I am sorry to hear you are going through this. You should know that you have years of grieving ahead of you. I have heard that failed marriages can take 5 years to emotionally process. (How long does it take to recover emotionally from divorce?) It will look like a shorter time for your husband because he has already contemplated and accepted a failed marriage (sometimes beginning 2 or 3 years earlier – not that he had decided the relationship was over at that point, but that he decided the relationship was strained or broken at that time). So give yourself time to grieve and surround yourself with true friends – friends who will mourn with you (when needed), comfort you (when needed), and correct you when you embrace vengeful demons too tightly.
Now, you’d like to more concerning adultery. Adultery involves sexual relations outside an existing marriage covenant. Dating, holding hands, kissing, courting, are not adultery. It is, however a violation of the modern command to “love thy wife [or husband] with all thy heart, and … cleave unto her [or him] and none else” (D&C 42:22). Indeed, it is a violation of the higher law that Jesus gave to not even lust after another (Matthew 5:28). The Lord has said that for those who don’t repent, will lose the Spirit and risk excommunication (D&C 42:23). As with all such judgments, we pray the Spirit guide the bishop to execute the Lord’s will.

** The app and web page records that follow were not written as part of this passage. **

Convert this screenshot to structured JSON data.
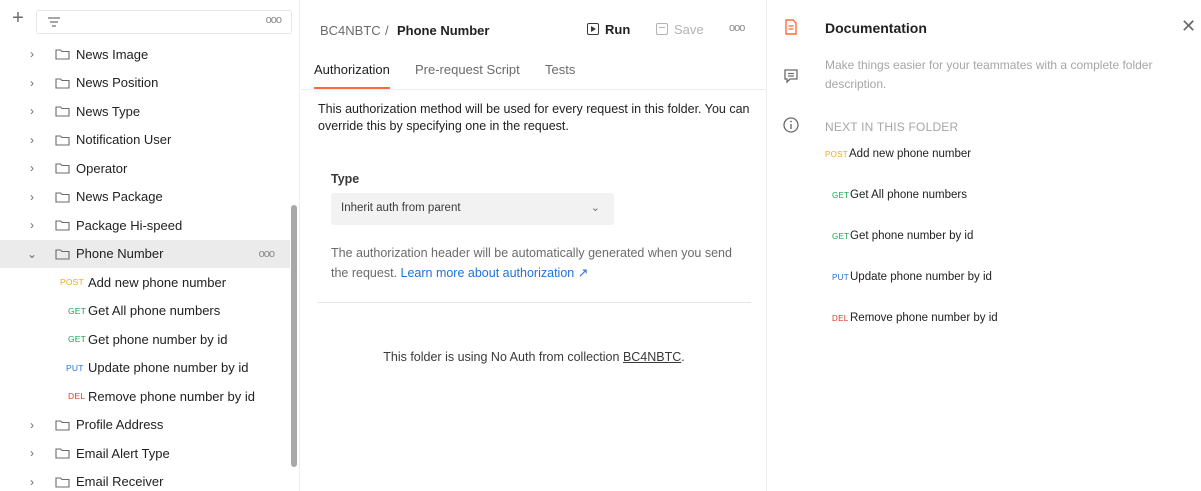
{
  "sidebar": {
    "add_icon": "plus-icon",
    "filter_icon": "filter-icon",
    "more_icon": "more-dots-icon",
    "folders_before": [
      "News Image",
      "News Position",
      "News Type",
      "Notification User",
      "Operator",
      "News Package",
      "Package Hi-speed"
    ],
    "selected_folder": "Phone Number",
    "requests": [
      {
        "method": "POST",
        "label": "Add new phone number"
      },
      {
        "method": "GET",
        "label": "Get All phone numbers"
      },
      {
        "method": "GET",
        "label": "Get phone number by id"
      },
      {
        "method": "PUT",
        "label": "Update phone number by id"
      },
      {
        "method": "DEL",
        "label": "Remove phone number by id"
      }
    ],
    "folders_after": [
      "Profile Address",
      "Email Alert Type",
      "Email Receiver"
    ]
  },
  "header": {
    "breadcrumb_parent": "BC4NBTC",
    "breadcrumb_sep": "/",
    "breadcrumb_current": "Phone Number",
    "run_label": "Run",
    "save_label": "Save"
  },
  "tabs": [
    "Authorization",
    "Pre-request Script",
    "Tests"
  ],
  "auth": {
    "description": "This authorization method will be used for every request in this folder. You can override this by specifying one in the request.",
    "type_label": "Type",
    "type_value": "Inherit auth from parent",
    "note_text": "The authorization header will be automatically generated when you send the request.",
    "note_link": "Learn more about authorization ↗",
    "noauth_text": "This folder is using No Auth from collection",
    "noauth_link": "BC4NBTC",
    "noauth_end": "."
  },
  "doc": {
    "title": "Documentation",
    "description": "Make things easier for your teammates with a complete folder description.",
    "next_header": "NEXT IN THIS FOLDER",
    "next_items": [
      {
        "method": "POST",
        "label": "Add new phone number"
      },
      {
        "method": "GET",
        "label": "Get All phone numbers"
      },
      {
        "method": "GET",
        "label": "Get phone number by id"
      },
      {
        "method": "PUT",
        "label": "Update phone number by id"
      },
      {
        "method": "DEL",
        "label": "Remove phone number by id"
      }
    ]
  },
  "colors": {
    "accent": "#ff6c37",
    "post": "#f2a71d",
    "get": "#1aa34f",
    "put": "#1e73d8",
    "del": "#e0362c"
  }
}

If you pursue a divorce you (and he) should be aware that you may continue to have a relationship with your husband as the father of your children (if any). So separation and divorce may not provide the clean break he hoped for. And if you pursue divorce, you should continue to live the standards of the Church – with strict fidelity so long as you are married. Do not attend single adult activities (see Church Handbook of Instruction 2:16.3.5). Do not concern yourself with the consequences your husband may or may not face. He has grieved the Spirit and it has withdrawn. Do not drive this life line of peace from your life too.
Additionally, you should schedule some time with your bishop and Relief Society president. Let them know what’s going on. You’ll feel financially and emotionally drained and they’ll want to know you have the support you need.
Finally, please know that even if you divorce, there’s a place for you in the Lord’s church. Often divorced members feel isolated and ostracized (after all, ward members usually know the husband and the wife and may be reluctant to take sides). So many of our lessons and talks revolve around the blessings of marriage and family. There are core doctrinal reasons for that which cannot be denied. These doctrines are held up as a pattern so that we can get as close to the ideal as our circumstances allow. If we don’t have enough fabric for long sleeves, we don’t discard the pattern because it’s an unachievable ideal; we adapt to the circumstance and make a short-sleeve shirt instead. For, as the Family Proclamation states, “circumstances may necessitate individual adaptation.” With the Spirit and church leaders in your council, adapt and find peace.